Amazon SEO Optimization and More

As an Amazon SEO specialist, Pattern knows how to help your brand win better success for long-term profitability on Amazon. With our data-driven tools and brilliant teams of ecommerce experts, we help brands with listing management, content optimization, Amazon ad strategies, and more.

Contact us to learn more about our SEO optimization services.

Global Ecommerce: Weekly News (20th September 2022)

Global Ecommerce Weekly News: 20th September 2022

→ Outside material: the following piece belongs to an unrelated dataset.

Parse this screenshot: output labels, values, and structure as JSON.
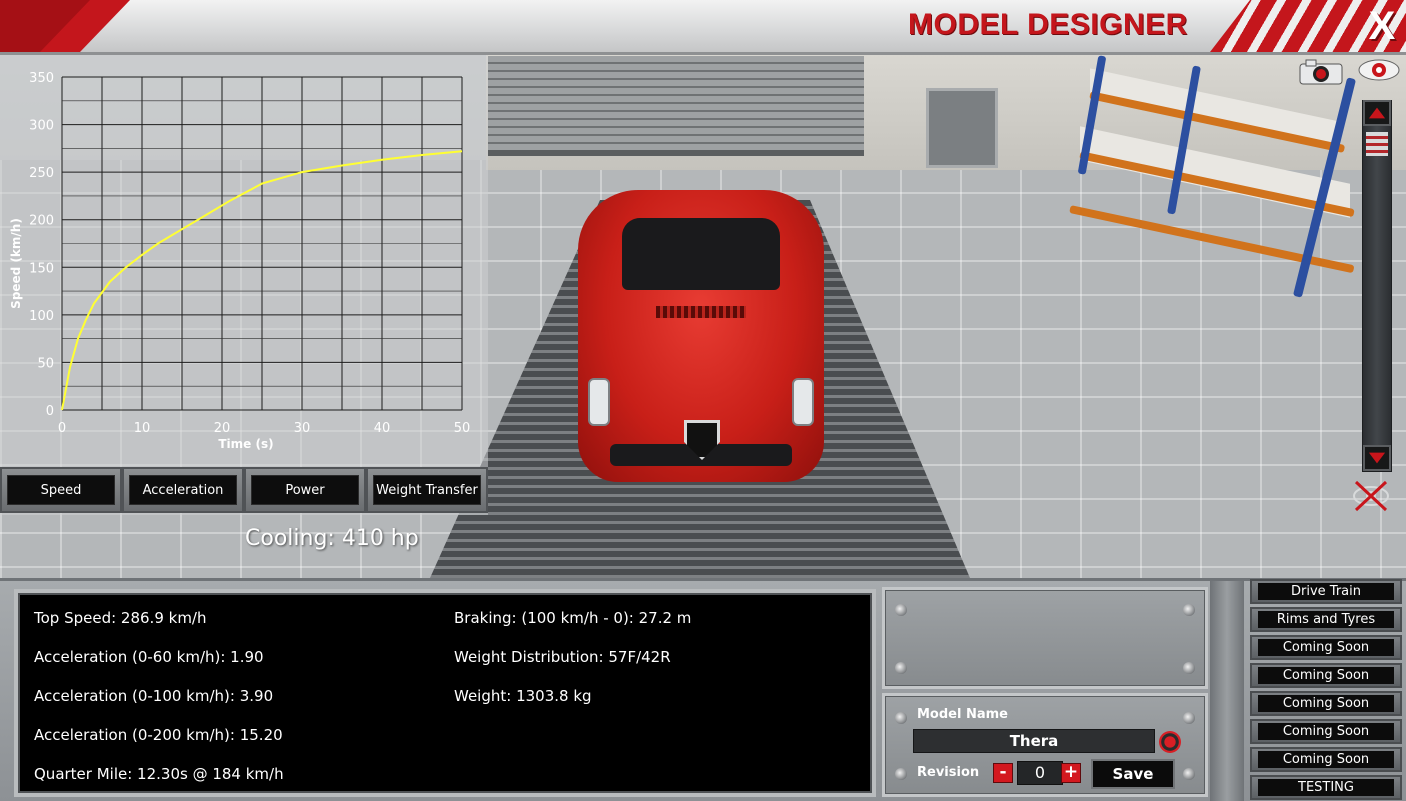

Get up to date with this week's ecommerce headlines from around the globe. --- Amazon News --- Amazon to raise pay and add extra work benefits for delivery drivers Following the rise in fuel prices and protests by Amazon workers, the ecommerce giant is raising its delivery drivers’ pay and adding more work benefits. Amazon has mentioned that it will be investing $450 million into rate increases along with an education program and a Delivery Service Partners program. [Read more on Charged Retail]( Amazon announces it will give away shipping software to merchants at no cost Amazon has recently announced that it will be giving ecommerce merchants free software to manage shopper orders on and off its platform as it extends its reach. The ecommerce giant will be ending monthly costs for sellers using Veeqo, a shipping software it recently acquired and instead offer to them a new, free shipping software. [Read more on Charged Retail]( --- Other Marketplace News --- Walmart unveils new virtual fitting rooms In an effort to drive clothing sales, Walmart has launched virtual fitting rooms while competitors reduce spending amid the cost of living crisis. The virtual try-on tool can be used by Walmart customers to virtually measure the clothing items and see how the products would look on them. Shoppers will now be able to see how over 270,000 clothing items on Walmart’s ecommerce site would look on their bodies. [Read more on Charged Retail]( THG slashes sales and profit expectations The Hut Group has slashed its forecasts for 2022 as rising interest rates, inflation and energy costs take a toll on consumers. Previously, THG estimated its sales growth to be between 22-25% but after a recent evaluation, has lowered this prediction to between 10-15%. Initial predictions did not take into account the negative effects of ceasing sales in Russia and Ukraine along with the impact that the cost-of-living has had on consumer spending. [Read more on Charged Retail]( --- Other Ecommerce News --- DHL and Post Office team up to provide click and collect services Through a partnership between delivery company, DHL and Post Office, a new click and collect service is to be tested at Post Offices before rolling out to over 1000 branches across the UK. Online shoppers will now have the option of choosing their local Post Office as a collection point, and DHL will fulfil the delivery aspect, opening up networks for both parties. [Read more on Charged Retail]( US consumer watchdog plans to further regulate the BNPL sector The US Consumer Financial Protection Bureau (CFPB) has raised concerns regarding the collection of consumer data and the fast-growing nature of the BNPL sector, which includes companies such as Affirm and Klarna. The CFPB is worried that these companies could be negatively impacting consumers’ financial health and aims to put better regulations in place to ensure consumers are safe and empowered. [Read more on Charged Retail]( Japanese ecommerce market estimated to grow by 6.9% in 2022 The ecommerce market in Japan, largely dominated by domestic online retailers including Reakuten and Mercari, is set to reach $194.3 billion USD in 2022, after seeing an annual compound growth rate of 5.2% between 2018 and 2021. This makes Japan the fourth leading ecommerce market globally, following China, the US, and the UK. [Read more on Charged Retail]( Ecommerce brands are spending more on TikTok ads TikTok may soon be surpassing Facebook and Google as the most lucrative advertising channel, with ecommerce brands spending 60% more on TikTok ads in Q2. Facebook is still ahead as the top choice for ecommerce advertisers but only grew by 5.6% from Q1, while Google grew 20.5% in Q2, and Snap declined 10.8% in Q2. [Read more on SearchEngineLand](